Williams joins top-ranked Simona Halep of Romania, second-ranked Garbine Muguruza of Spain, third-ranked Karolina Pliskova of Czech Republic, fourth-ranked Elina Svitolina of Ukraine, sixth-ranked Caroline Wozniacki of Denmark, seventh-ranked Jelena Ostapenko of Latvia and ninth-ranked Caroline Garcia of France.

They’re all pretty special,” said Williams, of her career appearances in the year-end competition. “It’s the end of the year. Only Top 8 get here. It’s definitely something well earned.”

At 37-years-old, Williams is the third oldest player to qualify for the year-end championships behind a 39-year-old Billie Jean King in 1983, and a 38-year-old Martina Navratilova in 1994.

Williams is the oldest player in this draw with 27-year-old Wozniacki the next oldest.

Having played since 1995, Williams has seen the women’s game advance, saying: “The competition is so much greater. It’s a beautiful change, in fact.”

In 2008, Williams won the WTA Finals title, going 3-0 in the round-robin, and defeating Vera Zvonareva of Russia in the final.

She was also was a semifinalist in her first two appearances in the finals, in 1999 and 2000.

Williams reached two Grand Slam finals this season at the Australian Open, where she lost to what turned out to be an already pregnant younger sister, Serena, and at Wimbledon, where she fell to Muguruza.

Every player but Garcia has a possibility of playing themselves into the year-end No. 1 ranking depending on their result this week. Williams has ranked No. 1 for 11 weeks of her career.

In the round-robin, Williams is situated in the White Group with fellow big-hitters Muguruza and Pliskova, who both ranked No. 1 at some time during this season, and French Open champion Jelena Ostapenko.

Williams opens the competition against Pliskova on Sunday. The two are tied at one match apiece in their head-to-head.

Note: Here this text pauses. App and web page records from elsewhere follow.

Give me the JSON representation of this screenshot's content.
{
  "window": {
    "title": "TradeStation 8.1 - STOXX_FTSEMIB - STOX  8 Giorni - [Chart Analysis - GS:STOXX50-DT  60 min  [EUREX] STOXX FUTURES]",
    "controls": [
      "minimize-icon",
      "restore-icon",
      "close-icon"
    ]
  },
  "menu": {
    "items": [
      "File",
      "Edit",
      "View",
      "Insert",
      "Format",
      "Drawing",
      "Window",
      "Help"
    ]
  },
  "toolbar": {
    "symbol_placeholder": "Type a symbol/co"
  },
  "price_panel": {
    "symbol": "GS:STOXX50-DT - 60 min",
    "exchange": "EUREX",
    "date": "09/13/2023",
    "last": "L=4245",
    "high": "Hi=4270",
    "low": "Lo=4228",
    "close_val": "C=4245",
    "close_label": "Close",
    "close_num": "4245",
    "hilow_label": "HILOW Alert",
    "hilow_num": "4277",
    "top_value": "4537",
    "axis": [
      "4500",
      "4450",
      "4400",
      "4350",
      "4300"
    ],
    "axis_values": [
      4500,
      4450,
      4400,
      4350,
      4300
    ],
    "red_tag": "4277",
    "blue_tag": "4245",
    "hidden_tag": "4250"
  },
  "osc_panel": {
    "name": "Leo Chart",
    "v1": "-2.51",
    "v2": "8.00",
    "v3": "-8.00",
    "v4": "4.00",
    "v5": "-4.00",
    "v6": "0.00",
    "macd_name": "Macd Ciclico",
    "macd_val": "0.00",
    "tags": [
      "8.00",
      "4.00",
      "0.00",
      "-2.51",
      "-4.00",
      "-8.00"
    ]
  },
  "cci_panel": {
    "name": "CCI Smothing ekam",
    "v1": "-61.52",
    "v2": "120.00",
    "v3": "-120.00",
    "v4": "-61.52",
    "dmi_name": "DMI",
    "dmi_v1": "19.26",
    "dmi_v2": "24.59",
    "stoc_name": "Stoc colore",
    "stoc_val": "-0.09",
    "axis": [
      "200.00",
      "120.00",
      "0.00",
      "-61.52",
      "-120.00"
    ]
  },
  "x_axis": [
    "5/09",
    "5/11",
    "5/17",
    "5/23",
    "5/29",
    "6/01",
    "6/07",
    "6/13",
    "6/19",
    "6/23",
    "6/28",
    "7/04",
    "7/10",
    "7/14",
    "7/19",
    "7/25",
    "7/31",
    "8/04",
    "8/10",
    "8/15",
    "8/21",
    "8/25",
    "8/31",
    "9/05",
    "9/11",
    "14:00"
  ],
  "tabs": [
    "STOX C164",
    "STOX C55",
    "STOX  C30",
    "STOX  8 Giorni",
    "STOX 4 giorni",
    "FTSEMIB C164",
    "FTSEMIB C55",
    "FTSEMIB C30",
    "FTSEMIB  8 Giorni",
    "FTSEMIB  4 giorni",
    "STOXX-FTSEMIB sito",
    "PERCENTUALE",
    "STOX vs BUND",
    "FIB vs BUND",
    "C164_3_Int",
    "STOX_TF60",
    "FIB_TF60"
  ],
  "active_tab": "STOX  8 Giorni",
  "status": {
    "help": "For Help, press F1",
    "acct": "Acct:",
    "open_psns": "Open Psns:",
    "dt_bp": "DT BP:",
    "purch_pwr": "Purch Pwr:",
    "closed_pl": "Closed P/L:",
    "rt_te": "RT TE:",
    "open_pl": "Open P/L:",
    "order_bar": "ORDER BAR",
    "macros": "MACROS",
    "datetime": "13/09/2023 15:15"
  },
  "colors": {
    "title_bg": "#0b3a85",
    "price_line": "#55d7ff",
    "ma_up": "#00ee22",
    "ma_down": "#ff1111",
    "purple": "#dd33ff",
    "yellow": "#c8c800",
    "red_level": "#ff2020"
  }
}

She holds a 3-2 winning record over Muguruza and is 1-0 over Ostapenko.

“I think my group is more aggressive style players in the group and the other one is more defending,” Pliskova said. “I just like to play better these players.

“I start with Venus tomorrow, so I beat her once from match point and once I lost very close match. This one is open.”